Saturday, December 24, 2011

The Higgs at last?

So 2011 runs out, and Europe and North America have shut down for the holiday season. Before CERN, its physicists and staff all left to make merry over Christmas and the new year, they called a press conference to tell us whether Santa had indeed visited CERN this year, and left a Higgs boson in their stocking. The upshot is that although it's too early to break out the champagne, it would not be unwise to place orders for next year.

The press conference announced that both the Atlas and the CMS experiments at CERN have seen signatures of the Higgs at a mass about 125 GeV. While the statistical significance of the data exceeds 2 sigma, it has not reached the 5 sigma level at which a new particle is announced (hence the postponement of the bubbly). However it is noteworthy that the signature of the Higgs is seen in both experiments, in two different decay modes ( Higgs to two photons, and Higgs to four leptons via Z, Zbar) and at essentially the same mass. It is also important that the Higgs boson which is seen is consistent with the standard model, but is seen at a mass which does not rule out supersymmetry. Santa may break out the goodies for our supersymmetric friends, next year, after all. It will be worth the wait.

On the flip side, this will have been the slowest Eureka ever.(The top quark was like this, but every pimple on the distributions wasn't under world-wide discussion instantly, those days). On the other hand, do we really want to see 3000 physicists jump out of their bath tubs in the altogether? The Armani suits (or whatever, we're no experts) of the webcast were better. That was also the slowest webcast ever, but we won't spoil the holiday season by complaining.

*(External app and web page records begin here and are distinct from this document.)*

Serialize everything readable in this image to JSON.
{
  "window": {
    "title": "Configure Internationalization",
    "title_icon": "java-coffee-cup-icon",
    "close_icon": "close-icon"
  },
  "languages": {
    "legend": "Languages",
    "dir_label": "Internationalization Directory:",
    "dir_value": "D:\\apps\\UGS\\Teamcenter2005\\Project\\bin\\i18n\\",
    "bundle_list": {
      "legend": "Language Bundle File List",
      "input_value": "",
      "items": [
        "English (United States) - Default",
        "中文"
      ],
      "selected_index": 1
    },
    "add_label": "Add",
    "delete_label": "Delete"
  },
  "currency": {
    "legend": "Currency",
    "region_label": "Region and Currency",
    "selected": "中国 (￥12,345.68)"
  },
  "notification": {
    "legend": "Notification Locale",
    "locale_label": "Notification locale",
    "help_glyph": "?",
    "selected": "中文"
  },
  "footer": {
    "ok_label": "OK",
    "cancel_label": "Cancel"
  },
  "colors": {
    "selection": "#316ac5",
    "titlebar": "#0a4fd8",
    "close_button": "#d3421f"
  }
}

Merry Christmas, everyone.

This blog post is by Neelima Gupte and Sumathi Rao.

Friday, December 9, 2011

The Arab winter, breaking dawn in Myanmar, and what of back home?

The Arab spring has given way to the winter of discontent, especially in Egypt. The military which looked like a resonable interim solution after Hosni Mubarak's forced departure, had to be forced into vacating the central space occupied by them. Meanwhile, the elections have given an alarming fraction of the vote to not just middle of the road Islamists, but to ultra-conservative parties. Die-hard optimists are still hopeful that secular elements will win the day, but a period with Egyptian versions of Khomeini might turn out to be inevitable. Well, who said democracy was an easy solution?

On a brighter note, the military junta seems to be loosening its hold on Myanmar. The charismatic Aung San Suu Kyi is contesting the elections with her National League of Democracy party, and, incidentally, exchanging bright smiles with Hillary Clinton. Cynics claim all this is in aid of Myanmar's pursuit of the Asean chair, and will soon be turned off since this objective is now achieved. However, as all despots from Saddam to Mubarak have had to notice, it's not so easy to put the genie back in the bottle.

Meanwhile, back home, the Indian government seems to be trying to do just that. The idea of trying to have guidelines for web-content is not bad in itself, but surely it is better to have this administered by a self-regulatory body? A Web Council of India, like the Press Council of India, seems to be a better idea than the government getting into the act. That might be as self-defeating as the government trying to run an airline. Is anyone listening?

This blog post is by Neelima Gupte and Sumathi Rao.